Obama's first FCC boss Julius Genachowski was a bit of a wishy washy mess, supporting any number of conflicting ideas at any given time depending on the audience he was talking to. And while his second term pick, Tom Wheeler, initially raised eyebrows given his history of lobbying for early-era telecom companies, he wound up being one of the better FCC bosses in agency history. Granted telecom giants like AT&T and Comcast might disagree, since he was one of the only FCC bosses in recent history actually willing to stand up to them in any meaningful way.
Last week, a court (mostly) sided with the FCC in its repeal of Wheeler-era net neutrality rules. That said, the court also blocked FCC attempts to ban states from passing their own net neutrality rules, meaning the fight has simply shifted to the state level. In an overlooked piece over at the NY Times, Wheeler (who has been relatively quiet post tenure as his efforts are slowly demolished one by one in the Trump era) notes how ISPs will likely try to behave so long as the threat of state action remains:
"But the ruling did keep net neutrality alive — by overruling the agency’s claim that it could pre-empt state governments from setting out their own net neutrality requirements. The decision opens the doors for states to fill the regulatory void. Internet service providers should be quaking in their boots: As of today, they run the serious risk that they’ll have to follow a patchwork of different state requirements. The companies may not have liked the previous administration’s decision to classify them as common carriers, but that at least provided them with a uniform national policy. That is now gone."
ISPs really enjoy complaining (and will certainly be doing a lot more of it in the future) that they now have to adhere to a universe of state-level protections. But the reality is they created the problem by lobbying to kill pretty modest federal guidelines (using fraudulent data and bogus people, it should be noted). Now instead of a unified set of FCC rules (which didn't even ban problematic behavior like the abuse of usage caps as a competitive weapon), they'll have to adhere to tougher guidelines in states like California.
The FCC ban on state efforts was an integral part of Comcast/AT&T/Verizon's dream of zero meaningful oversight and, without it, it's not much of an actual victory, notes Wheeler's former advisor Gigi Sohn:
Here's the problem for those saying that @FCC could pre-empt state #netneutrality laws - the FCC cannot at the same time abandon its authority to regulate & also tell the states it cannot do so. Exactly what federal law or rule would pre-empt the state law? There isn't one.
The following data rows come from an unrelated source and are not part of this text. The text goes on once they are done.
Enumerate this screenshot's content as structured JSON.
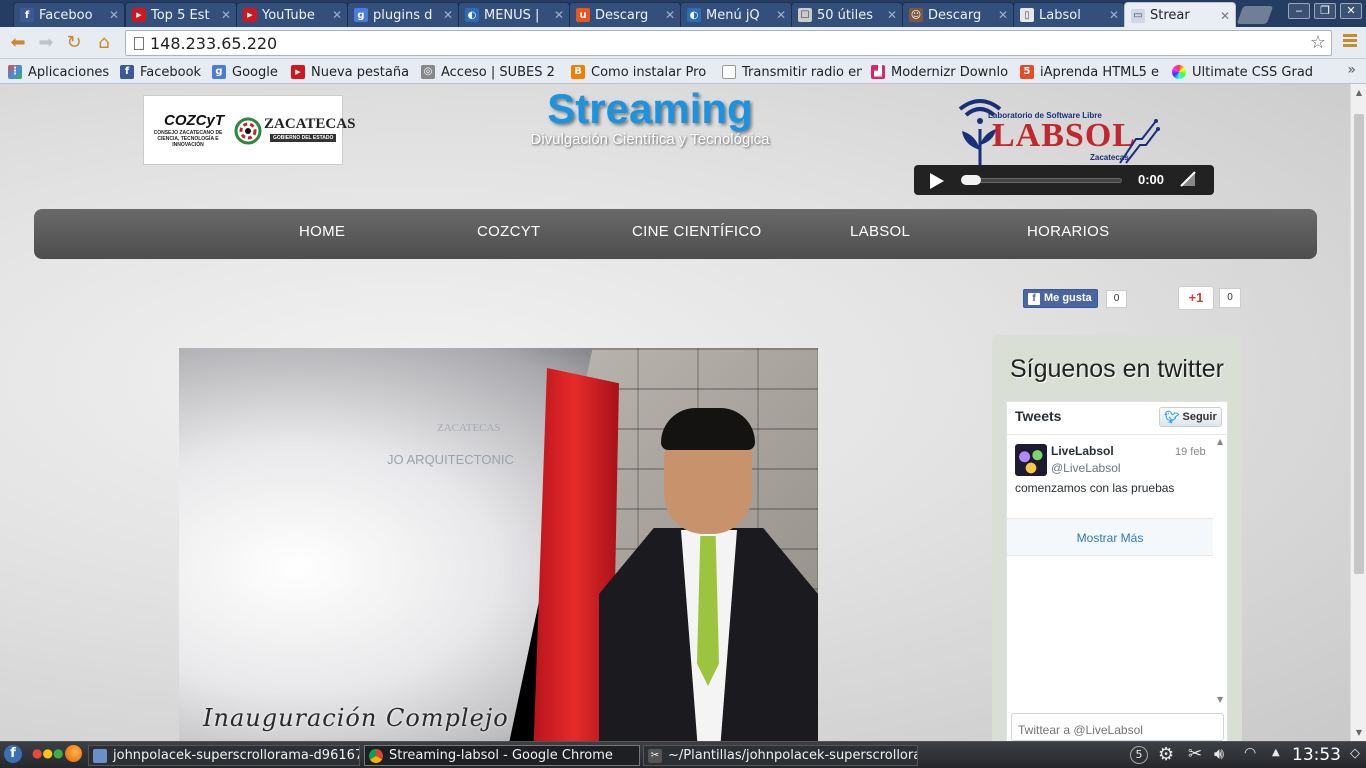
{
  "browser": {
    "tabs": [
      {
        "label": "Faceboo",
        "icon": "facebook-icon",
        "color": "#3b5998",
        "glyph": "f"
      },
      {
        "label": "Top 5 Est",
        "icon": "youtube-icon",
        "color": "#cc181e",
        "glyph": "▶"
      },
      {
        "label": "YouTube",
        "icon": "youtube-icon",
        "color": "#cc181e",
        "glyph": "▶"
      },
      {
        "label": "plugins d",
        "icon": "google-icon",
        "color": "#4a7be0",
        "glyph": "g"
      },
      {
        "label": "MENÚS |",
        "icon": "page-icon",
        "color": "#2a6db3",
        "glyph": "◐"
      },
      {
        "label": "Descarg",
        "icon": "ubuntu-icon",
        "color": "#e95420",
        "glyph": "u"
      },
      {
        "label": "Menú jQ",
        "icon": "page-icon",
        "color": "#2a6db3",
        "glyph": "◐"
      },
      {
        "label": "50 útiles",
        "icon": "chat-icon",
        "color": "#cccccc",
        "glyph": "☐"
      },
      {
        "label": "Descarg",
        "icon": "avatar-icon",
        "color": "#7a5a3a",
        "glyph": "☺"
      },
      {
        "label": "Labsol",
        "icon": "page-icon",
        "color": "#e8e8e8",
        "glyph": "▯"
      },
      {
        "label": "Strear",
        "icon": "page-icon",
        "color": "#d0d8e8",
        "glyph": "▭",
        "active": true
      }
    ],
    "url": "148.233.65.220",
    "bookmarks": [
      {
        "label": "Aplicaciones",
        "icon": "apps-grid-icon",
        "color": "#e84a3a",
        "glyph": "⋮"
      },
      {
        "label": "Facebook",
        "icon": "facebook-icon",
        "color": "#3b5998",
        "glyph": "f"
      },
      {
        "label": "Google",
        "icon": "google-icon",
        "color": "#4a7be0",
        "glyph": "g"
      },
      {
        "label": "Nueva pestaña",
        "icon": "youtube-icon",
        "color": "#cc181e",
        "glyph": "▶"
      },
      {
        "label": "Acceso | SUBES 2",
        "icon": "globe-icon",
        "color": "#888888",
        "glyph": "◎"
      },
      {
        "label": "Como instalar Pro",
        "icon": "blogger-icon",
        "color": "#f57d00",
        "glyph": "B"
      },
      {
        "label": "Transmitir radio en",
        "icon": "page-icon",
        "color": "#ffffff",
        "glyph": ""
      },
      {
        "label": "Modernizr Downlo",
        "icon": "modernizr-icon",
        "color": "#d6246e",
        "glyph": "▟"
      },
      {
        "label": "iAprenda HTML5 e",
        "icon": "html5-icon",
        "color": "#e44d26",
        "glyph": "5"
      },
      {
        "label": "Ultimate CSS Grad",
        "icon": "color-wheel-icon",
        "color": "#c040c0",
        "glyph": "●"
      }
    ]
  },
  "site": {
    "title": "Streaming",
    "subtitle": "Divulgación Científica y Tecnológica",
    "cozcyt_logo": {
      "name": "COZCyT",
      "caption": "CONSEJO ZACATECANO DE CIENCIA, TECNOLOGÍA E INNOVACIÓN",
      "state": "ZACATECAS",
      "state_caption": "GOBIERNO DEL ESTADO"
    },
    "labsol_logo": {
      "top": "Laboratorio de Software Libre",
      "name": "LABSOL",
      "bottom": "Zacatecas"
    },
    "audio_player": {
      "time": "0:00",
      "progress": 0
    },
    "nav": [
      "HOME",
      "COZCYT",
      "CINE CIENTÍFICO",
      "LABSOL",
      "HORARIOS"
    ],
    "social": {
      "fb_label": "Me gusta",
      "fb_count": "0",
      "gplus_label": "+1",
      "gplus_count": "0"
    },
    "video": {
      "caption": "Inauguración Complejo",
      "plaque_line1": "ZACATECAS",
      "plaque_line2": "JO ARQUITECTONIC"
    },
    "twitter": {
      "heading": "Síguenos en twitter",
      "tweets_label": "Tweets",
      "follow_label": "Seguir",
      "tweet": {
        "name": "LiveLabsol",
        "handle": "@LiveLabsol",
        "date": "19 feb",
        "text": "comenzamos con las pruebas"
      },
      "show_more": "Mostrar Más",
      "compose_placeholder": "Twittear a @LiveLabsol"
    }
  },
  "taskbar": {
    "tasks": [
      {
        "label": "johnpolacek-superscrollorama-d96167",
        "icon": "document-icon"
      },
      {
        "label": "Streaming-labsol - Google Chrome",
        "icon": "chrome-icon",
        "active": true
      },
      {
        "label": "~/Plantillas/johnpolacek-superscrollorar",
        "icon": "terminal-icon"
      }
    ],
    "workspace": "5",
    "clock": "13:53"
  }
}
— Gigi Sohn (@gigibsohn) October 1, 2019
As such, the court ruling leaves the door open to net neutrality in several ways. One, states can now jump in and protect consumers. Two, the court ruling made it clear the FCC was within its authority to both pass the 2015 rules and repeal them, meaning a future FCC can simply pass the same (or better) rules all over again. And while it's unlikely under this current telecom-cash-slathered Congress, a future Congress could pass legislation (like the 3 page Save the Internet Act, which simply restores the FCC's 2015 rules) that puts meaningful rules in place permanently.
In other words, it ain't over until it's over. And every survey in existence shows that US consumers want some kind of protections in place. Disdain for anti-competitive giants is bipartisan and fairly universal. Eventually big ISPs like Comcast and AT&T won't be able to help themselves (AT&T's already quietly pushing its luck on this front), and their behaviors will only lead to even more public support for meaningful open internet rules.
Filed Under: ajit pai, fcc, net neutrality, states, states rights, tom wheeler